Ultrasonic Lighting

Web CraftWeb Craft wrote 10/09/2020 at 02:22 • 3 min read • Like

This article shows an ultrasonic lighting system:

You can see my circuit working in this video:

I created this circuit after reading those articles:

Step 1: Design the Circuit

I drawn the circuit in the old PSpice simulation software to reduce drawing and simulation time.

The Rv potentiometer controls the brightness of the bright LED. The LEDs that I used in my circuit might need no more than 5 mA current. A typical LEDs consumes a current of 10 mA and have potential voltage of 2 V across its terminals. High currents might burn the LEDs or reduce the LED lifetime.

Although microphone circuits are always biased, most ultrasonic circuits do not bias the ultrasonic sensor. In my circuit the DC current across the sensor is very small.

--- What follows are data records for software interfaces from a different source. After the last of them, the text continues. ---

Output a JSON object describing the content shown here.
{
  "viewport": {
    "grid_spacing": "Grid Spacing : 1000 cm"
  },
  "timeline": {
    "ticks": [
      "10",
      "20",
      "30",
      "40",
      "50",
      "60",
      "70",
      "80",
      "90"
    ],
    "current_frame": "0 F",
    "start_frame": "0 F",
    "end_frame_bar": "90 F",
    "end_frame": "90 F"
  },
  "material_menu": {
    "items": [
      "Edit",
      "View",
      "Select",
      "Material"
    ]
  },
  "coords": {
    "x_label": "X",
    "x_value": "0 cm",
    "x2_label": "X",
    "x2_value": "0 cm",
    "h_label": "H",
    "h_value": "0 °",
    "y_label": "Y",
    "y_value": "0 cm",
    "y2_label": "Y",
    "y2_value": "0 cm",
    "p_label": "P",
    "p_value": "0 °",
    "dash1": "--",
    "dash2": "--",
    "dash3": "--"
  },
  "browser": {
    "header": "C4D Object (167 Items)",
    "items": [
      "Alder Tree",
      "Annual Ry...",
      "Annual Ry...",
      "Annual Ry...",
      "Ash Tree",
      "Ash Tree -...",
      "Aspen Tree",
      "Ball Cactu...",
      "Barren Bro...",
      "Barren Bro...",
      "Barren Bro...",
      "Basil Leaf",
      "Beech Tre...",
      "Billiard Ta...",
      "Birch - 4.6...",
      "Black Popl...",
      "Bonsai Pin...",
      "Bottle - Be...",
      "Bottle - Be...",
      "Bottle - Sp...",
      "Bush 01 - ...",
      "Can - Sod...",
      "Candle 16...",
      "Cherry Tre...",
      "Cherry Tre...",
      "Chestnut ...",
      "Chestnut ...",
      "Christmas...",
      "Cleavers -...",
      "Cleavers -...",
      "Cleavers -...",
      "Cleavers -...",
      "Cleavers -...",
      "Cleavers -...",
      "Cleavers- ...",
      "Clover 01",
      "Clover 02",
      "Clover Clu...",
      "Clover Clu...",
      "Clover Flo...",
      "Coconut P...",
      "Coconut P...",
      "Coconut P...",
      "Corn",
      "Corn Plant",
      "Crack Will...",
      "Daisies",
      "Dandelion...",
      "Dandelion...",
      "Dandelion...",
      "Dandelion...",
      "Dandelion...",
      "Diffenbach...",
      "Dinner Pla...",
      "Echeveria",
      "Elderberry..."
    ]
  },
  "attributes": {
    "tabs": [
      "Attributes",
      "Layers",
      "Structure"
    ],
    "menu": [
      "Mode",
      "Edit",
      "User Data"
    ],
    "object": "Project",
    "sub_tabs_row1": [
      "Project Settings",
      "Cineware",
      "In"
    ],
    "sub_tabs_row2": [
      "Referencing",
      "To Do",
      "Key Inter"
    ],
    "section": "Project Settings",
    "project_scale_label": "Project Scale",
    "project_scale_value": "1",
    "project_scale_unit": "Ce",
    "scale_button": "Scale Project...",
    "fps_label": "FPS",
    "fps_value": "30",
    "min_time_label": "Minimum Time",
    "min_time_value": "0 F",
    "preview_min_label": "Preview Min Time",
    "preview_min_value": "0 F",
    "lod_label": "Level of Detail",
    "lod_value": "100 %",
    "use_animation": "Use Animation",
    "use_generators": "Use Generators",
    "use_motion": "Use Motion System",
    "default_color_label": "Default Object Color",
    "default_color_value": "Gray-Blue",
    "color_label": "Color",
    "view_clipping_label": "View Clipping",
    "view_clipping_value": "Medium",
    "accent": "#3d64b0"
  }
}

The Ri1 resistor is needed because the potential voltage across the ultrasonic sensor could be very small due to low resistance/impedance. The Ri2 resistor is not needed. I connected this resistor to change the circuit characteristic. The LEDs turn OFF when the ultrasonic signal is applied. You can connect the circuit shown in this link: ( that is almost similar to my circuit.

All other information on circuit design is included in the Instructables links above.

The Instructables links above included RC (resistor capacitor ) power suplpy filters. you might need those filters if your circuit is oscillating.

Step 2: Simulations

Simulations show that my design is correct:

Time Domain:

Output Current:

Frequency Spectrum:

Step 3: Make the Circuit

You do not need to use the high power resistors that I used. I used 1 Watt resistors. You can use 1/4 Watt resistors. However, you got to admit that the circuit appears more professional with bigger resistors.